Task requirements ::
Determine how many lines of the listing below hold the string "comment", then state that number alone.

Given entries ::
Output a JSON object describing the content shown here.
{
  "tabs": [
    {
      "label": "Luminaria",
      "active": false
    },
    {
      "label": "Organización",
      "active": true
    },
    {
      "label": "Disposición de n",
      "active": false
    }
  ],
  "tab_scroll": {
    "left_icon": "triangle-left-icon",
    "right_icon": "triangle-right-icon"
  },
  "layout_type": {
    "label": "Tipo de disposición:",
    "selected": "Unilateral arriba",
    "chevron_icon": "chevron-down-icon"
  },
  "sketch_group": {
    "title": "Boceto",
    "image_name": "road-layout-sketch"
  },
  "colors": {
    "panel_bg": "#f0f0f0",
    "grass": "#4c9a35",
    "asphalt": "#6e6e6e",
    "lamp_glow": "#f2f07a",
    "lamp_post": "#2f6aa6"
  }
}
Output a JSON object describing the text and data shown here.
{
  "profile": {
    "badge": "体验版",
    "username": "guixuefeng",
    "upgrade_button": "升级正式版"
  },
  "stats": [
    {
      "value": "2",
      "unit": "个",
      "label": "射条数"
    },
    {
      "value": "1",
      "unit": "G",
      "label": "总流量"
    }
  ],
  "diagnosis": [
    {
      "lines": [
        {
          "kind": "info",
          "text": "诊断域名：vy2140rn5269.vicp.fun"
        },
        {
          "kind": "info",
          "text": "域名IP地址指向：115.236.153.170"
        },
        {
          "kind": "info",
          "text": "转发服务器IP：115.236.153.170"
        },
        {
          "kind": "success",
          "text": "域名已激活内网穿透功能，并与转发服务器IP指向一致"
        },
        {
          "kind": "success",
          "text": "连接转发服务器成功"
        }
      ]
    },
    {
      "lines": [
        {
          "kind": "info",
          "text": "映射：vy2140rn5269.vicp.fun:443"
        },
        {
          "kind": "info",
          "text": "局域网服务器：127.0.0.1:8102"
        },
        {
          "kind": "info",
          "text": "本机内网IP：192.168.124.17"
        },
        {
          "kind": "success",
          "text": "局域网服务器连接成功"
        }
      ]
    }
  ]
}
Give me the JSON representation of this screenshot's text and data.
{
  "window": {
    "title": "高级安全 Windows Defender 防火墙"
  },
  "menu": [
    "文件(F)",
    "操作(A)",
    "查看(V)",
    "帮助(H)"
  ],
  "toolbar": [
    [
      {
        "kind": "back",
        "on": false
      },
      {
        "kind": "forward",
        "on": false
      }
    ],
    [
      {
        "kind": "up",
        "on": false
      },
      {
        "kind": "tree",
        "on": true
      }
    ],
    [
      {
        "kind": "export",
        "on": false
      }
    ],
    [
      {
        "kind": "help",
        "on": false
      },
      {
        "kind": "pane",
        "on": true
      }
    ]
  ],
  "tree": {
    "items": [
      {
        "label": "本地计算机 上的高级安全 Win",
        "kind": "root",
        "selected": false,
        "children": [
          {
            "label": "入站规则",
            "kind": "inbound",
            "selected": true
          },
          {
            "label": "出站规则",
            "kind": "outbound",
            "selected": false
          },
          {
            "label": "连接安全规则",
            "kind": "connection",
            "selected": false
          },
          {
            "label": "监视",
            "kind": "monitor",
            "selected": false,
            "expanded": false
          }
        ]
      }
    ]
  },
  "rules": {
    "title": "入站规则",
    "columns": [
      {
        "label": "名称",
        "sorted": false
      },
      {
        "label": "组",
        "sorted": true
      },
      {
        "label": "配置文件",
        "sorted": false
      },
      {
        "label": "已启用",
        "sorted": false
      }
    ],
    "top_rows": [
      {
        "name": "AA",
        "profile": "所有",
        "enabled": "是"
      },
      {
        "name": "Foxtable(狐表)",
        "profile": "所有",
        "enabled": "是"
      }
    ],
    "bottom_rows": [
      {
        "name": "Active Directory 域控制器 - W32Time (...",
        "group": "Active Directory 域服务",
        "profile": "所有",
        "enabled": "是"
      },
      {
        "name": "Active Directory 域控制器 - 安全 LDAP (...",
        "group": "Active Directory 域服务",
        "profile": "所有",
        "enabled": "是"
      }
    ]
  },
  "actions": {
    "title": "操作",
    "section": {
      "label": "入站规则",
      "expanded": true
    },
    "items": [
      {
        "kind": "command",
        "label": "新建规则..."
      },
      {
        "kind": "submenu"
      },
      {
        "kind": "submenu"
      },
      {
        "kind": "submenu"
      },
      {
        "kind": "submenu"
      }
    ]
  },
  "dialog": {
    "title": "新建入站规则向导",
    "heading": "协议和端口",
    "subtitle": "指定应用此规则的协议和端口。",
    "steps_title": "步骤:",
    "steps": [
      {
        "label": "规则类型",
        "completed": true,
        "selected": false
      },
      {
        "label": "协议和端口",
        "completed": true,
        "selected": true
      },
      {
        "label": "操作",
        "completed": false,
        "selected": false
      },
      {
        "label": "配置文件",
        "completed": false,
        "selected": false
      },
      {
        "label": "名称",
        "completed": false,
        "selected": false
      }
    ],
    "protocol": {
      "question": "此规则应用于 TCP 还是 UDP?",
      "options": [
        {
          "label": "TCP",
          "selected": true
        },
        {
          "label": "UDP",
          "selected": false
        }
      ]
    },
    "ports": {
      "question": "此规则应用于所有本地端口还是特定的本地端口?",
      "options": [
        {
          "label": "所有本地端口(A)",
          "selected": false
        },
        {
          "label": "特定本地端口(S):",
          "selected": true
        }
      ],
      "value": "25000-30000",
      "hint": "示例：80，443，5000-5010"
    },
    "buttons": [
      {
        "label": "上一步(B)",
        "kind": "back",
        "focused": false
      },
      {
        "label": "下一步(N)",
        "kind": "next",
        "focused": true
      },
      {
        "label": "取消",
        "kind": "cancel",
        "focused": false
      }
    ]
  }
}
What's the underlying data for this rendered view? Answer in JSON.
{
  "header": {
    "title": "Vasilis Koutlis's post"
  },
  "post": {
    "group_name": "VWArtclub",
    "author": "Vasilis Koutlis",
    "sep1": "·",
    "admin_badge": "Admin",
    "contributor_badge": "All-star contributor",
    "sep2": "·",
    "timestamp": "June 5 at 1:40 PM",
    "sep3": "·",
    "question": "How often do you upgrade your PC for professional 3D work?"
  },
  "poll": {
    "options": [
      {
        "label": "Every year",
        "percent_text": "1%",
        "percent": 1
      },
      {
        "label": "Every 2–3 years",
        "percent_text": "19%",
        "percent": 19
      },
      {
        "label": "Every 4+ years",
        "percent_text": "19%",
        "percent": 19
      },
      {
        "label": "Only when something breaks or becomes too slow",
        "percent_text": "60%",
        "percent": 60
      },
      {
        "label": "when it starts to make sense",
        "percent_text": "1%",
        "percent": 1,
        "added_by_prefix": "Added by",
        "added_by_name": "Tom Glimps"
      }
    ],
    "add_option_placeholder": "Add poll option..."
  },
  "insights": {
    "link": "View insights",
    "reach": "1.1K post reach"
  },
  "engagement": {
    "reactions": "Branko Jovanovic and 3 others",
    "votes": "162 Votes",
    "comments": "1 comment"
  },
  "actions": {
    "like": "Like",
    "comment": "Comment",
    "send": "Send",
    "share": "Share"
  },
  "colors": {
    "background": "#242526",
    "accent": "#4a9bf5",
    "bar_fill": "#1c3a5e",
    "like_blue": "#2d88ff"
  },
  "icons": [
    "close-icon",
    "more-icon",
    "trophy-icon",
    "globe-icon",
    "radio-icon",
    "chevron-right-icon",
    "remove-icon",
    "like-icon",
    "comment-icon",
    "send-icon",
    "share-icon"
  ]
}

Result below ::
3